## TASK BRIEF
Each line from the one that contains "Read all visible content and emit it as JSON." through the end of the entries should be repeated exactly, with nothing added.

## SOURCE DATA
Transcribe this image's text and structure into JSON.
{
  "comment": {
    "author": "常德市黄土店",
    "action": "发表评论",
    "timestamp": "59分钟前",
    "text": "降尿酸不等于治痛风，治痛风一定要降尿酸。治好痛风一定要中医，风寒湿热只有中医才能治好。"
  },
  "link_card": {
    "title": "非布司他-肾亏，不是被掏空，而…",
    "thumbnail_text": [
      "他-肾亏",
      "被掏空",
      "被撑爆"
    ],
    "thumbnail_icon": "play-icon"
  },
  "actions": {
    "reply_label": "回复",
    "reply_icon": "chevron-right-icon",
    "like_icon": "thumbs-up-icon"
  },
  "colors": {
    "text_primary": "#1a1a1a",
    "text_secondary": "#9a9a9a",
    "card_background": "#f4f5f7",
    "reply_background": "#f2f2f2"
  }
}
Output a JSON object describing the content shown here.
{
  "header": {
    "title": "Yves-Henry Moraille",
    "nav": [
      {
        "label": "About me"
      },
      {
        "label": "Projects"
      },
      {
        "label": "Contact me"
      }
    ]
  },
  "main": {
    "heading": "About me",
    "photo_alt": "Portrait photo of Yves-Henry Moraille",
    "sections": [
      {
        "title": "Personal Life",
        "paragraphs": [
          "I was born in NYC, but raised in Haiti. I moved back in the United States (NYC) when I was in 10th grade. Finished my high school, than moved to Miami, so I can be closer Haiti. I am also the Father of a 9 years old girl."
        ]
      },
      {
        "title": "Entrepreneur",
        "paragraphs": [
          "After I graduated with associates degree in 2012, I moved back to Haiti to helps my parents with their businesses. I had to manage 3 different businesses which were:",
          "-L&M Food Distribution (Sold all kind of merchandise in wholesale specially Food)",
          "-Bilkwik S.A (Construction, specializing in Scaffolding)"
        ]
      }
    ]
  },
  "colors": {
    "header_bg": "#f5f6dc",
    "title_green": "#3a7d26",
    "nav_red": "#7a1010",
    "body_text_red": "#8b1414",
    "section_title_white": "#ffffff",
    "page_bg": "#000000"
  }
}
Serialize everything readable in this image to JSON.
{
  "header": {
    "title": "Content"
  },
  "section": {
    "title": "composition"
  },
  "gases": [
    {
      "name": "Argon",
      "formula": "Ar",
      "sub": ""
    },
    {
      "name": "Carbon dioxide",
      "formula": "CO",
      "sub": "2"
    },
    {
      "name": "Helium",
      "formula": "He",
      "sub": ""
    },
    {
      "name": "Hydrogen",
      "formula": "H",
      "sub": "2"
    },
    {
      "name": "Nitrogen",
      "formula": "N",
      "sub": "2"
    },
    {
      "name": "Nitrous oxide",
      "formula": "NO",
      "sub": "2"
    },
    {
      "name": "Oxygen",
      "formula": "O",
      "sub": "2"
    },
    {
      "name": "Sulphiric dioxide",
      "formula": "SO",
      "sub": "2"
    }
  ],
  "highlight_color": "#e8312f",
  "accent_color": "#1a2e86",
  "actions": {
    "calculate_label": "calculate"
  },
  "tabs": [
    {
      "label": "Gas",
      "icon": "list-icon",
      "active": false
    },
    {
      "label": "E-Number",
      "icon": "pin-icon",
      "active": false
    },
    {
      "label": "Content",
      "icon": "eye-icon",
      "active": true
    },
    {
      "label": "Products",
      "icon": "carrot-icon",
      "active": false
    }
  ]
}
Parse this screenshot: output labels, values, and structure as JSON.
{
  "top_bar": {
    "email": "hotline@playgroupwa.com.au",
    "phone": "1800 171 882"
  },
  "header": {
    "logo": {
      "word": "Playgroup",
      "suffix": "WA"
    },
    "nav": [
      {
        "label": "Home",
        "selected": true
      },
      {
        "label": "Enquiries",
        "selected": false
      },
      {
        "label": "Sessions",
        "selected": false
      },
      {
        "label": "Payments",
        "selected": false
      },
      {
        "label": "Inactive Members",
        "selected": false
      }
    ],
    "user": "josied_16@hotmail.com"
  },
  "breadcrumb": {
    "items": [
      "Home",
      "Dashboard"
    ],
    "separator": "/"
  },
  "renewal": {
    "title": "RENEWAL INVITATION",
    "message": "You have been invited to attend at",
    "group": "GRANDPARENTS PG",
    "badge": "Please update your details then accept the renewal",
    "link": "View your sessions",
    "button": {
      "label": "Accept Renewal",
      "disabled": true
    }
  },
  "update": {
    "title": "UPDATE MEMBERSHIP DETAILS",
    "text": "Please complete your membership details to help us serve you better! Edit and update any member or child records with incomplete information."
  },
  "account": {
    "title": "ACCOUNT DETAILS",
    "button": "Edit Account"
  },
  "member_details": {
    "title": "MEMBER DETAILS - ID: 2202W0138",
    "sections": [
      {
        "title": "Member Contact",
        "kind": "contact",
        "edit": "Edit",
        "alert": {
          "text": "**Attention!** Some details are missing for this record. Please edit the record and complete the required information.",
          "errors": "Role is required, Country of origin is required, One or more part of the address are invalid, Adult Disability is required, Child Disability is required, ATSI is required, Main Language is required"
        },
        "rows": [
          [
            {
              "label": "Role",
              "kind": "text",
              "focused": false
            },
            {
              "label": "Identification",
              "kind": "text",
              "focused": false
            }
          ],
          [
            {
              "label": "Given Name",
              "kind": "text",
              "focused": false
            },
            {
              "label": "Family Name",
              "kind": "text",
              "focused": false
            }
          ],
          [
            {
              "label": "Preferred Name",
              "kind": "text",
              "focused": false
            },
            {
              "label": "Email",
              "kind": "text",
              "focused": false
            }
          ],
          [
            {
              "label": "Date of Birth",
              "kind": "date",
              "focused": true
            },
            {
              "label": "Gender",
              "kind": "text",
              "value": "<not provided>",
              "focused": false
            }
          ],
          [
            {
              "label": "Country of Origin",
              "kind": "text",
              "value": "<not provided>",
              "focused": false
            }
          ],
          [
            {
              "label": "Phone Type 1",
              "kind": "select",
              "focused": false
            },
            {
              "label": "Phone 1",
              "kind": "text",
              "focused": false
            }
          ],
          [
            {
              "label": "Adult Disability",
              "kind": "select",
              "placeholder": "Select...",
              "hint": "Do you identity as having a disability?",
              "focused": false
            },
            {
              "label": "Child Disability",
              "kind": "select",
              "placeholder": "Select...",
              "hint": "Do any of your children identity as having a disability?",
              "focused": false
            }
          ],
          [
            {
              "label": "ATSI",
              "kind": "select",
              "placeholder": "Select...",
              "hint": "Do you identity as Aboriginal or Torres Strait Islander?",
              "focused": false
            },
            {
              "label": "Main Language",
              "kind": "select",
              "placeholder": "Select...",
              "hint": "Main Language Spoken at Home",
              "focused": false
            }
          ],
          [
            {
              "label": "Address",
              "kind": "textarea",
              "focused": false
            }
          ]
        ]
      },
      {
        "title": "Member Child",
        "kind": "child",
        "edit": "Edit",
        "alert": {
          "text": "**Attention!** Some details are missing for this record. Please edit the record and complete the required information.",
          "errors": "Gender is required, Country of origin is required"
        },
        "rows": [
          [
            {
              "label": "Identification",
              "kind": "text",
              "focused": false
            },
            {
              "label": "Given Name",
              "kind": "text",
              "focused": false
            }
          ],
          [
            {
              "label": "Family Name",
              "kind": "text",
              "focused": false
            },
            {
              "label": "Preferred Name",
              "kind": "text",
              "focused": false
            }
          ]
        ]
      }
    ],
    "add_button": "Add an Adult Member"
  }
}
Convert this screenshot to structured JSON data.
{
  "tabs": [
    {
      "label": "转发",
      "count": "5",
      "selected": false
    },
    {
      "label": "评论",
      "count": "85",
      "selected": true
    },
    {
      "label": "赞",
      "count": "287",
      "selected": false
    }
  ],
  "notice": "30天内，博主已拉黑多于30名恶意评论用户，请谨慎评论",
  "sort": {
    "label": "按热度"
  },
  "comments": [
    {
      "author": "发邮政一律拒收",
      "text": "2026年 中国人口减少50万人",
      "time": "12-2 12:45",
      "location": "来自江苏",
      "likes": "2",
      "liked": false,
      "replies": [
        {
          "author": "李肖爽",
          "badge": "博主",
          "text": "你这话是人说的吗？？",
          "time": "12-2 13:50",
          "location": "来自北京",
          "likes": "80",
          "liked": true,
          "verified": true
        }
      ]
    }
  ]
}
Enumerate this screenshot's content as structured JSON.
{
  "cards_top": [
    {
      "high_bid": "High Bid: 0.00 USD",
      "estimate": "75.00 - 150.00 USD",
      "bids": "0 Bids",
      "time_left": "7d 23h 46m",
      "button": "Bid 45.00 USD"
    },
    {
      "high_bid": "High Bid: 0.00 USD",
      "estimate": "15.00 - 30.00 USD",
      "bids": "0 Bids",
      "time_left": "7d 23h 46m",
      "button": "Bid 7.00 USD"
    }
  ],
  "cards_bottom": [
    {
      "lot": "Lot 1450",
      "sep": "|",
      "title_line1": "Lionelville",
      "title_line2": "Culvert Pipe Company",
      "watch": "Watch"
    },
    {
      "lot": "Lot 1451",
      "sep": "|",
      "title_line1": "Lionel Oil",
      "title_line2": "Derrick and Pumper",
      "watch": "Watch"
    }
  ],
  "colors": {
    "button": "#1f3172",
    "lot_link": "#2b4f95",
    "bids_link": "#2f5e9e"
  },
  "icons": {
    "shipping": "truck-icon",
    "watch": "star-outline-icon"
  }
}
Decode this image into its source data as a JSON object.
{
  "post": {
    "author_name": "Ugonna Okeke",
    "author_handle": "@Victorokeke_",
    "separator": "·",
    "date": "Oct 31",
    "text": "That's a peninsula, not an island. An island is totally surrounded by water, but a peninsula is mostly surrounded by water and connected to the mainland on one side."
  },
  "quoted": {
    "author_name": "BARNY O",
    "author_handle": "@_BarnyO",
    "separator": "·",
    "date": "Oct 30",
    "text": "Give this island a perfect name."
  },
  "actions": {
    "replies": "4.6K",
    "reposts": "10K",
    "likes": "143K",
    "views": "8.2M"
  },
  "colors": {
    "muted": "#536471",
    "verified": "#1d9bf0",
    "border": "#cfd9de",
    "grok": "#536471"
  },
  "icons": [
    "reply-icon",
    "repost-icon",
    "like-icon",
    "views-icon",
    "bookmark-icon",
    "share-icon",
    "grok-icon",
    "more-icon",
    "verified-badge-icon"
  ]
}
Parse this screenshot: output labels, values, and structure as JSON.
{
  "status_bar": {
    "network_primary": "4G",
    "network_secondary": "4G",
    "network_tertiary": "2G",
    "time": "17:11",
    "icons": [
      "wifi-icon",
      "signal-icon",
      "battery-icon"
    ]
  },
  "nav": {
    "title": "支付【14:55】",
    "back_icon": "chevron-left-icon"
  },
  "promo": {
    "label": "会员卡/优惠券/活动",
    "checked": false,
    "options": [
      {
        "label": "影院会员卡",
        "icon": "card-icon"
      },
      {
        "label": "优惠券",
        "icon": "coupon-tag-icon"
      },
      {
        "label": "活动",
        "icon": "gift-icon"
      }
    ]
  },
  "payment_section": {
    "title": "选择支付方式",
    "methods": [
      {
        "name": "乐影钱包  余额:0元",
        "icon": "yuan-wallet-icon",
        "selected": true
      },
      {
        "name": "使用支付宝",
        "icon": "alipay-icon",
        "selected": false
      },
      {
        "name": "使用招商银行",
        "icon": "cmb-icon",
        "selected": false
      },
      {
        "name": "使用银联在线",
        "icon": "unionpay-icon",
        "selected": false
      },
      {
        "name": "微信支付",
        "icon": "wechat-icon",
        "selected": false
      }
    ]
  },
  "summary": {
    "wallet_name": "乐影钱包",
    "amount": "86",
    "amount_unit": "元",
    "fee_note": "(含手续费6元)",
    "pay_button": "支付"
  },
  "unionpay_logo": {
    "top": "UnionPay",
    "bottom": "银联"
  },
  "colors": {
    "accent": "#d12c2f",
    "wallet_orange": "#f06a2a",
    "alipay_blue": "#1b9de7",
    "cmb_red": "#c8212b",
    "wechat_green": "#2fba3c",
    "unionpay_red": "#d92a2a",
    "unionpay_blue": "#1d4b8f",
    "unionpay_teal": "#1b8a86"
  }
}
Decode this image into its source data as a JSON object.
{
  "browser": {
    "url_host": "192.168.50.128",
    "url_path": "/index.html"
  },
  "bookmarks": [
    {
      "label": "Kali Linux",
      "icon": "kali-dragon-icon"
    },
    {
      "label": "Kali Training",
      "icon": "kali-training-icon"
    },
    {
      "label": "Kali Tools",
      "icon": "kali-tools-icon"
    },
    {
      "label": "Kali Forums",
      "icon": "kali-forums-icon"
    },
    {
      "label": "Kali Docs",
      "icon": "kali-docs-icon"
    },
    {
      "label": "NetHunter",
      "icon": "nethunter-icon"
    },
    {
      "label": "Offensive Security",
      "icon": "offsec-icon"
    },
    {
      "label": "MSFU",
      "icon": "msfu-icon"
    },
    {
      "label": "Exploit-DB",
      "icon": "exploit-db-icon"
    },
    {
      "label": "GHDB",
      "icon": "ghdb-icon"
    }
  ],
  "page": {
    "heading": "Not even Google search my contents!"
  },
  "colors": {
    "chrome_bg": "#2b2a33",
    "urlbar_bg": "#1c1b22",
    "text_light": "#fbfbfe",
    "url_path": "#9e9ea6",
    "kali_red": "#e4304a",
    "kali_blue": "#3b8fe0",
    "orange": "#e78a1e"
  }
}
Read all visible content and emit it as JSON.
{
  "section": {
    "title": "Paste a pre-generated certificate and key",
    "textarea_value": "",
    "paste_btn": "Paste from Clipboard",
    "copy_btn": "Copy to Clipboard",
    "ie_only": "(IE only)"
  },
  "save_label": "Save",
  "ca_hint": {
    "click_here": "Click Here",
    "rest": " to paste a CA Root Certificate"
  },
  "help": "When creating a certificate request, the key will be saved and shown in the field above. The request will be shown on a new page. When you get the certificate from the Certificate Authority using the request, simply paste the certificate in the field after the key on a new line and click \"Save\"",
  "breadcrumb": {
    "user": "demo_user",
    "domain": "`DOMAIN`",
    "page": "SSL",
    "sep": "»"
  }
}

## RESULT FOR THIS EXERCISE
Read all visible content and emit it as JSON.
{
  "section": {
    "title": "Paste a pre-generated certificate and key",
    "textarea_value": "",
    "paste_btn": "Paste from Clipboard",
    "copy_btn": "Copy to Clipboard",
    "ie_only": "(IE only)"
  },
  "save_label": "Save",
  "ca_hint": {
    "click_here": "Click Here",
    "rest": " to paste a CA Root Certificate"
  },
  "help": "When creating a certificate request, the key will be saved and shown in the field above. The request will be shown on a new page. When you get the certificate from the Certificate Authority using the request, simply paste the certificate in the field after the key on a new line and click \"Save\"",
  "breadcrumb": {
    "user": "demo_user",
    "domain": "`DOMAIN`",
    "page": "SSL",
    "sep": "»"
  }
}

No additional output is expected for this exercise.